Source data:
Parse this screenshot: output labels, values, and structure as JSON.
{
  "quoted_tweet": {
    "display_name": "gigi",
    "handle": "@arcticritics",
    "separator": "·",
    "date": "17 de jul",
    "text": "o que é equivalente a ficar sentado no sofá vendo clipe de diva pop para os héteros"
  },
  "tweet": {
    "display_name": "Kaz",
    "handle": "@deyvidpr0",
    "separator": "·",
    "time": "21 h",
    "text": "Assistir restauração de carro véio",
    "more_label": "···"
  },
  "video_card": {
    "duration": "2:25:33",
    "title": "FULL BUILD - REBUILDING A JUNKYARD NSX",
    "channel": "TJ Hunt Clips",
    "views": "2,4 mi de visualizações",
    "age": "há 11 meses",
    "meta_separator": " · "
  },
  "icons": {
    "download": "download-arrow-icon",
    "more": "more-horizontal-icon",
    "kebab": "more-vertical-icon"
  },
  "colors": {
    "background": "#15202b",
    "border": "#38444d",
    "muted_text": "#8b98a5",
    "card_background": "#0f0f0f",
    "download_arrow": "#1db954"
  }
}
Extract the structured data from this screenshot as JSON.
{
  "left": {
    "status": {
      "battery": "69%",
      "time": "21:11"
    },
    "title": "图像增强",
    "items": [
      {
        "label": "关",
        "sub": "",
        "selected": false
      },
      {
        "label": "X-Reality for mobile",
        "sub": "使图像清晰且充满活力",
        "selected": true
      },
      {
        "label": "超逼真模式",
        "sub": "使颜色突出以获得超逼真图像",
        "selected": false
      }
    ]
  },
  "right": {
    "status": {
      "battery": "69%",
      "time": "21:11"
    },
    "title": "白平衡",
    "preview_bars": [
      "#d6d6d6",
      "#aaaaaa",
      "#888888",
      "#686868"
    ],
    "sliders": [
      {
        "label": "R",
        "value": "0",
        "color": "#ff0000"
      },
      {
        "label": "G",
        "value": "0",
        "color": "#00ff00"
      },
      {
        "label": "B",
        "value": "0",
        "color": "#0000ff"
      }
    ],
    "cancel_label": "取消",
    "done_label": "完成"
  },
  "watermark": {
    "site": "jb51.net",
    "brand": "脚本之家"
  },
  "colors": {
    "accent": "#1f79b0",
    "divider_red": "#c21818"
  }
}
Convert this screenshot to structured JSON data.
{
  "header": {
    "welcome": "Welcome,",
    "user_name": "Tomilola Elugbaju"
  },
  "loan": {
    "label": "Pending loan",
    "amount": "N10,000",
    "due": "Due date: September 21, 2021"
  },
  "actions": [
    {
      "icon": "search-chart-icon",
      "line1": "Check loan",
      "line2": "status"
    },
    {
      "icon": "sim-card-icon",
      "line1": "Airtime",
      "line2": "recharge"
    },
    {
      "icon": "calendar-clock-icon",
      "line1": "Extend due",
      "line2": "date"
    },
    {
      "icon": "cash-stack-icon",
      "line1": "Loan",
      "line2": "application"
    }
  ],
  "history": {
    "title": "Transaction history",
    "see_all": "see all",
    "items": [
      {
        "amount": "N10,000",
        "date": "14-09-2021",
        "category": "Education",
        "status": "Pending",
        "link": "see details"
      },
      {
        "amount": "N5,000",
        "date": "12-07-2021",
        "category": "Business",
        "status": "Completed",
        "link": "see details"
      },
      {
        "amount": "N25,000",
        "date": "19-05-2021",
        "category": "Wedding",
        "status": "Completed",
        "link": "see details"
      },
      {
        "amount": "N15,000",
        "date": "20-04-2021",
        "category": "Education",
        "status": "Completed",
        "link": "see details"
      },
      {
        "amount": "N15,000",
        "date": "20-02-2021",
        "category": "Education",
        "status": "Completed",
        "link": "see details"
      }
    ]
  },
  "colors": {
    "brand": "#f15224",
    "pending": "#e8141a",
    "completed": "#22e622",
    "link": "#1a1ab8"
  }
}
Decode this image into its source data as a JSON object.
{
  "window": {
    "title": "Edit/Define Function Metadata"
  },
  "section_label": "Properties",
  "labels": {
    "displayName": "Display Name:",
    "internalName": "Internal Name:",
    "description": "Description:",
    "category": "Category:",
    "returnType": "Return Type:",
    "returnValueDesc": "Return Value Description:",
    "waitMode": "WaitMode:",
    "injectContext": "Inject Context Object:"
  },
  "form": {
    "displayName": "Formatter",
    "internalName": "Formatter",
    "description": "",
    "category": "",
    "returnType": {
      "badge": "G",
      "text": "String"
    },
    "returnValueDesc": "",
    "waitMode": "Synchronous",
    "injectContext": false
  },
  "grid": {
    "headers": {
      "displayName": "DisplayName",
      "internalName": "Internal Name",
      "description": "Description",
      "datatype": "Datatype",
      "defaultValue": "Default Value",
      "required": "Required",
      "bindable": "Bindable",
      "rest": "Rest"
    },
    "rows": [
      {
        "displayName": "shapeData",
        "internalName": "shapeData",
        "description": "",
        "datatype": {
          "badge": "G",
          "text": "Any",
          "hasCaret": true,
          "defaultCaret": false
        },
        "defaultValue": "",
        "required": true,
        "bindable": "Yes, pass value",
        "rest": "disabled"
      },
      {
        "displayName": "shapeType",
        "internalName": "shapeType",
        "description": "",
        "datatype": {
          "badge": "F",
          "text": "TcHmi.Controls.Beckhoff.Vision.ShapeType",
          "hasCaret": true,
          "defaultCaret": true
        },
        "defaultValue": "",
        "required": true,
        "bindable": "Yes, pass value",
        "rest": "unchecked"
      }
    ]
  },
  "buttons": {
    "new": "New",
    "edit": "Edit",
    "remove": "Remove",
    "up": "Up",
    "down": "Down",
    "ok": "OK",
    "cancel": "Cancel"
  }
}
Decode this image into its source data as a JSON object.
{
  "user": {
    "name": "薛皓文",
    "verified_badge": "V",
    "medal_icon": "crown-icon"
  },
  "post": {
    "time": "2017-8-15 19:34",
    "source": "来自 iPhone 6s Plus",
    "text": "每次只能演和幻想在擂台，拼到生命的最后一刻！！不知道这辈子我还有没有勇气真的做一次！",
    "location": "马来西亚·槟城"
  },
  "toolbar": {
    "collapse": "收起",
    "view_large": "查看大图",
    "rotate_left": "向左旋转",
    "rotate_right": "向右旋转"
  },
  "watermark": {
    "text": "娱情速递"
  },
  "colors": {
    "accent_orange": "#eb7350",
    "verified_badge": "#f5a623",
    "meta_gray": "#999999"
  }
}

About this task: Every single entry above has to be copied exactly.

Exercise result:
Parse this screenshot: output labels, values, and structure as JSON.
{
  "quoted_tweet": {
    "display_name": "gigi",
    "handle": "@arcticritics",
    "separator": "·",
    "date": "17 de jul",
    "text": "o que é equivalente a ficar sentado no sofá vendo clipe de diva pop para os héteros"
  },
  "tweet": {
    "display_name": "Kaz",
    "handle": "@deyvidpr0",
    "separator": "·",
    "time": "21 h",
    "text": "Assistir restauração de carro véio",
    "more_label": "···"
  },
  "video_card": {
    "duration": "2:25:33",
    "title": "FULL BUILD - REBUILDING A JUNKYARD NSX",
    "channel": "TJ Hunt Clips",
    "views": "2,4 mi de visualizações",
    "age": "há 11 meses",
    "meta_separator": " · "
  },
  "icons": {
    "download": "download-arrow-icon",
    "more": "more-horizontal-icon",
    "kebab": "more-vertical-icon"
  },
  "colors": {
    "background": "#15202b",
    "border": "#38444d",
    "muted_text": "#8b98a5",
    "card_background": "#0f0f0f",
    "download_arrow": "#1db954"
  }
}
Extract the structured data from this screenshot as JSON.
{
  "left": {
    "status": {
      "battery": "69%",
      "time": "21:11"
    },
    "title": "图像增强",
    "items": [
      {
        "label": "关",
        "sub": "",
        "selected": false
      },
      {
        "label": "X-Reality for mobile",
        "sub": "使图像清晰且充满活力",
        "selected": true
      },
      {
        "label": "超逼真模式",
        "sub": "使颜色突出以获得超逼真图像",
        "selected": false
      }
    ]
  },
  "right": {
    "status": {
      "battery": "69%",
      "time": "21:11"
    },
    "title": "白平衡",
    "preview_bars": [
      "#d6d6d6",
      "#aaaaaa",
      "#888888",
      "#686868"
    ],
    "sliders": [
      {
        "label": "R",
        "value": "0",
        "color": "#ff0000"
      },
      {
        "label": "G",
        "value": "0",
        "color": "#00ff00"
      },
      {
        "label": "B",
        "value": "0",
        "color": "#0000ff"
      }
    ],
    "cancel_label": "取消",
    "done_label": "完成"
  },
  "watermark": {
    "site": "jb51.net",
    "brand": "脚本之家"
  },
  "colors": {
    "accent": "#1f79b0",
    "divider_red": "#c21818"
  }
}
Convert this screenshot to structured JSON data.
{
  "header": {
    "welcome": "Welcome,",
    "user_name": "Tomilola Elugbaju"
  },
  "loan": {
    "label": "Pending loan",
    "amount": "N10,000",
    "due": "Due date: September 21, 2021"
  },
  "actions": [
    {
      "icon": "search-chart-icon",
      "line1": "Check loan",
      "line2": "status"
    },
    {
      "icon": "sim-card-icon",
      "line1": "Airtime",
      "line2": "recharge"
    },
    {
      "icon": "calendar-clock-icon",
      "line1": "Extend due",
      "line2": "date"
    },
    {
      "icon": "cash-stack-icon",
      "line1": "Loan",
      "line2": "application"
    }
  ],
  "history": {
    "title": "Transaction history",
    "see_all": "see all",
    "items": [
      {
        "amount": "N10,000",
        "date": "14-09-2021",
        "category": "Education",
        "status": "Pending",
        "link": "see details"
      },
      {
        "amount": "N5,000",
        "date": "12-07-2021",
        "category": "Business",
        "status": "Completed",
        "link": "see details"
      },
      {
        "amount": "N25,000",
        "date": "19-05-2021",
        "category": "Wedding",
        "status": "Completed",
        "link": "see details"
      },
      {
        "amount": "N15,000",
        "date": "20-04-2021",
        "category": "Education",
        "status": "Completed",
        "link": "see details"
      },
      {
        "amount": "N15,000",
        "date": "20-02-2021",
        "category": "Education",
        "status": "Completed",
        "link": "see details"
      }
    ]
  },
  "colors": {
    "brand": "#f15224",
    "pending": "#e8141a",
    "completed": "#22e622",
    "link": "#1a1ab8"
  }
}
Decode this image into its source data as a JSON object.
{
  "window": {
    "title": "Edit/Define Function Metadata"
  },
  "section_label": "Properties",
  "labels": {
    "displayName": "Display Name:",
    "internalName": "Internal Name:",
    "description": "Description:",
    "category": "Category:",
    "returnType": "Return Type:",
    "returnValueDesc": "Return Value Description:",
    "waitMode": "WaitMode:",
    "injectContext": "Inject Context Object:"
  },
  "form": {
    "displayName": "Formatter",
    "internalName": "Formatter",
    "description": "",
    "category": "",
    "returnType": {
      "badge": "G",
      "text": "String"
    },
    "returnValueDesc": "",
    "waitMode": "Synchronous",
    "injectContext": false
  },
  "grid": {
    "headers": {
      "displayName": "DisplayName",
      "internalName": "Internal Name",
      "description": "Description",
      "datatype": "Datatype",
      "defaultValue": "Default Value",
      "required": "Required",
      "bindable": "Bindable",
      "rest": "Rest"
    },
    "rows": [
      {
        "displayName": "shapeData",
        "internalName": "shapeData",
        "description": "",
        "datatype": {
          "badge": "G",
          "text": "Any",
          "hasCaret": true,
          "defaultCaret": false
        },
        "defaultValue": "",
        "required": true,
        "bindable": "Yes, pass value",
        "rest": "disabled"
      },
      {
        "displayName": "shapeType",
        "internalName": "shapeType",
        "description": "",
        "datatype": {
          "badge": "F",
          "text": "TcHmi.Controls.Beckhoff.Vision.ShapeType",
          "hasCaret": true,
          "defaultCaret": true
        },
        "defaultValue": "",
        "required": true,
        "bindable": "Yes, pass value",
        "rest": "unchecked"
      }
    ]
  },
  "buttons": {
    "new": "New",
    "edit": "Edit",
    "remove": "Remove",
    "up": "Up",
    "down": "Down",
    "ok": "OK",
    "cancel": "Cancel"
  }
}
Decode this image into its source data as a JSON object.
{
  "user": {
    "name": "薛皓文",
    "verified_badge": "V",
    "medal_icon": "crown-icon"
  },
  "post": {
    "time": "2017-8-15 19:34",
    "source": "来自 iPhone 6s Plus",
    "text": "每次只能演和幻想在擂台，拼到生命的最后一刻！！不知道这辈子我还有没有勇气真的做一次！",
    "location": "马来西亚·槟城"
  },
  "toolbar": {
    "collapse": "收起",
    "view_large": "查看大图",
    "rotate_left": "向左旋转",
    "rotate_right": "向右旋转"
  },
  "watermark": {
    "text": "娱情速递"
  },
  "colors": {
    "accent_orange": "#eb7350",
    "verified_badge": "#f5a623",
    "meta_gray": "#999999"
  }
}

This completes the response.